Items listed in a dataset:
####################
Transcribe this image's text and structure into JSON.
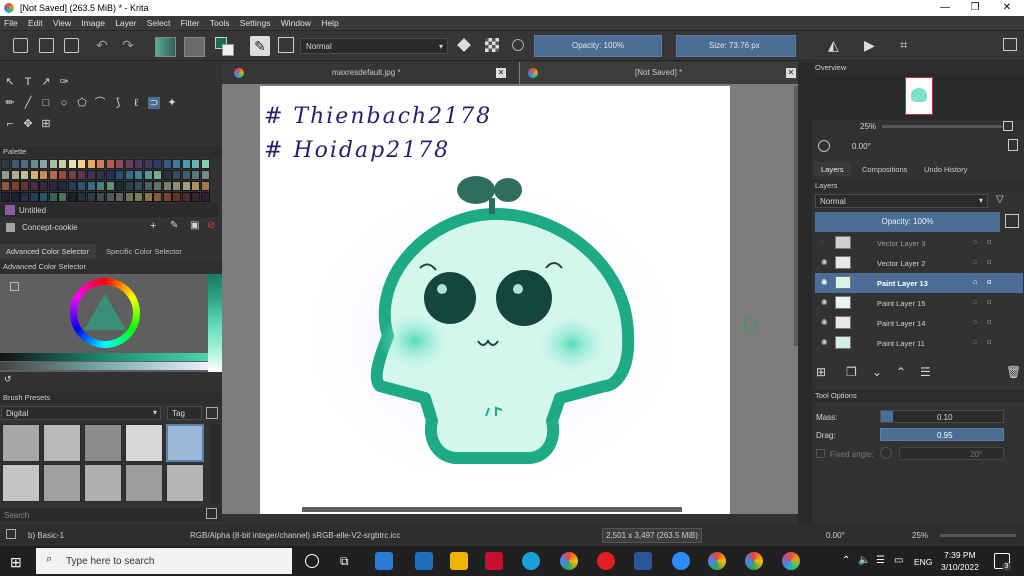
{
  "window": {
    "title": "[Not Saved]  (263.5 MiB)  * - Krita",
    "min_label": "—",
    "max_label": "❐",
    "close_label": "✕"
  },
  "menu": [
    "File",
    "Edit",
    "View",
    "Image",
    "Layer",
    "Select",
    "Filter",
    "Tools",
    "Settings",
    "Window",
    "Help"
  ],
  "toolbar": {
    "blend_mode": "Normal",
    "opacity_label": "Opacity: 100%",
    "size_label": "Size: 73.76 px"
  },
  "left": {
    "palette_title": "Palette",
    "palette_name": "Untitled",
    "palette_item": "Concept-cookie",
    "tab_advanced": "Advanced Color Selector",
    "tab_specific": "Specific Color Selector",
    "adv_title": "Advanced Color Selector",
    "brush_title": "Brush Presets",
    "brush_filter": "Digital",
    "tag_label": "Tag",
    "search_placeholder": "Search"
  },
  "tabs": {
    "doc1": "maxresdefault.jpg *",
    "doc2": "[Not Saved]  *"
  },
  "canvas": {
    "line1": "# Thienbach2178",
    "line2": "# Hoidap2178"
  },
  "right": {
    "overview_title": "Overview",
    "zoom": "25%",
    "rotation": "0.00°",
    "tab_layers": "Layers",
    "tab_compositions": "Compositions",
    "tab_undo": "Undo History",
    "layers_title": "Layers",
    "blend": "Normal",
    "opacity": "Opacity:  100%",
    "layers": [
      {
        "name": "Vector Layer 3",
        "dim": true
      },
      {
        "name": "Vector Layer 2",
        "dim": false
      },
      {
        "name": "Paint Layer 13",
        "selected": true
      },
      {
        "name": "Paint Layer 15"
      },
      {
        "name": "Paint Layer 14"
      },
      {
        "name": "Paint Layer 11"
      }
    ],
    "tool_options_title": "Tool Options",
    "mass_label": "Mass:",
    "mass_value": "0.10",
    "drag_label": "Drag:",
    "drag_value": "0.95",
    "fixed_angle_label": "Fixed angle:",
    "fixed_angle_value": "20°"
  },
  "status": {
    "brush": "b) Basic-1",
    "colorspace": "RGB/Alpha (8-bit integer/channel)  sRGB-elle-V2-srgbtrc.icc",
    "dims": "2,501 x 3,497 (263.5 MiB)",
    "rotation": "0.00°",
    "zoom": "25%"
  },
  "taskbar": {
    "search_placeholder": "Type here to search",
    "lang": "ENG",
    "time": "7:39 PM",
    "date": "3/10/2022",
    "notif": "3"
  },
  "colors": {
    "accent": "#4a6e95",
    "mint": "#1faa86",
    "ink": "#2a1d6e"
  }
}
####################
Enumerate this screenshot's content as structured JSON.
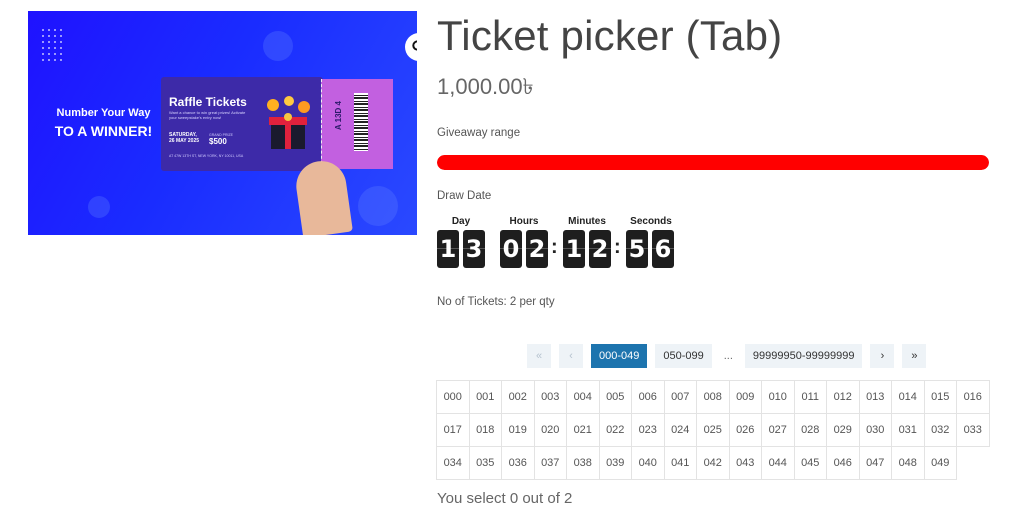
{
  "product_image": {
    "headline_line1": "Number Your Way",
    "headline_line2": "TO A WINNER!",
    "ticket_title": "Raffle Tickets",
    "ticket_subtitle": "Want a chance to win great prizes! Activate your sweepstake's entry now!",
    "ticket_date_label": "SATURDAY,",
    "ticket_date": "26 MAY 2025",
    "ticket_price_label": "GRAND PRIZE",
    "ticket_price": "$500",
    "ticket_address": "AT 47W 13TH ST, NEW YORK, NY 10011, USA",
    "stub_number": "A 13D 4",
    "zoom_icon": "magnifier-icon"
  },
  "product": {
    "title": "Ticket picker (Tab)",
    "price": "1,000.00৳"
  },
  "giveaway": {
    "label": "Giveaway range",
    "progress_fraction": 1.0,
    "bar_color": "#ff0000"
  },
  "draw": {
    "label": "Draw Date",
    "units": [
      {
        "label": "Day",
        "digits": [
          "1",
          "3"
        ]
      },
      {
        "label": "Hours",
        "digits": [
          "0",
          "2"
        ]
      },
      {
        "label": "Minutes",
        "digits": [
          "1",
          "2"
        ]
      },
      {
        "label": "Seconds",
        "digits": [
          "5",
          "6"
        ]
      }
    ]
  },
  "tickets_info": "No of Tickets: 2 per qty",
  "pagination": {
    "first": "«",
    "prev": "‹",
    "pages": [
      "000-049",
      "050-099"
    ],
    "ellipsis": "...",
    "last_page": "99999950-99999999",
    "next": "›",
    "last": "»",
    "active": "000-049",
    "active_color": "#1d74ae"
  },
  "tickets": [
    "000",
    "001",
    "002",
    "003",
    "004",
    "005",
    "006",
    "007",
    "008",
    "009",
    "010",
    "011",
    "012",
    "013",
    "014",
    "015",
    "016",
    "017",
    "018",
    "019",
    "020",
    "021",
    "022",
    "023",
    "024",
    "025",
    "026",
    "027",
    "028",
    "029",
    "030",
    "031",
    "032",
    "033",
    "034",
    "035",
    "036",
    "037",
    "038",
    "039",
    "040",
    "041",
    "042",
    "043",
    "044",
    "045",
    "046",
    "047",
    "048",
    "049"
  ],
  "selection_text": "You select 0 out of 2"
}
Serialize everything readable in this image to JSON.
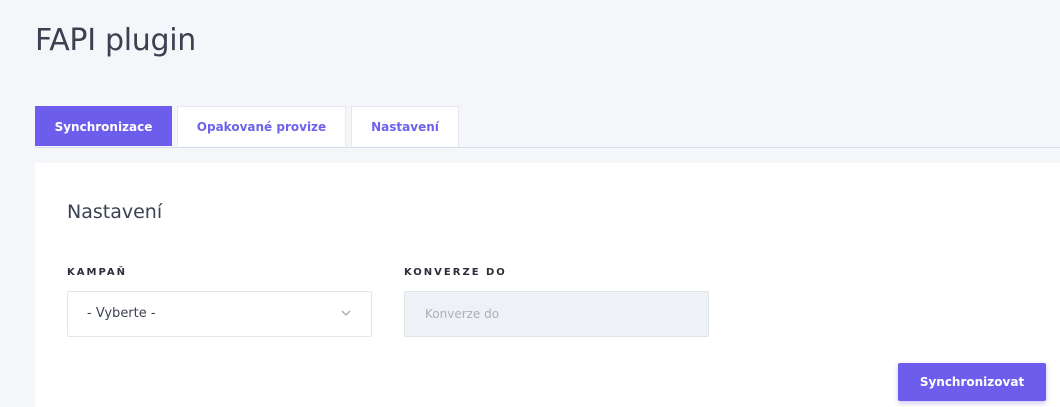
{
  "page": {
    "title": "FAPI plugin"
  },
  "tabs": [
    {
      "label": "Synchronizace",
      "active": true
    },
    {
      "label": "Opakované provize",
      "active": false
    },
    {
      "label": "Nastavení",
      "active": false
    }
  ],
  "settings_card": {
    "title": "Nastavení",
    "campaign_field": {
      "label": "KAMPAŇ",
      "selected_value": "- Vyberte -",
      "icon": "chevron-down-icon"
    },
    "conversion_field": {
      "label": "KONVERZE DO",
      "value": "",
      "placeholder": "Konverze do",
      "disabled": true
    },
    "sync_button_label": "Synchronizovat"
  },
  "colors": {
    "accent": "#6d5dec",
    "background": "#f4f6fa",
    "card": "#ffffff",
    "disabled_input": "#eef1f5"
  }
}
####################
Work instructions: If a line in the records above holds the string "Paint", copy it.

Your solution:
        "name": "Paint Layer 13",
        "name": "Paint Layer 15"
        "name": "Paint Layer 14"
        "name": "Paint Layer 11"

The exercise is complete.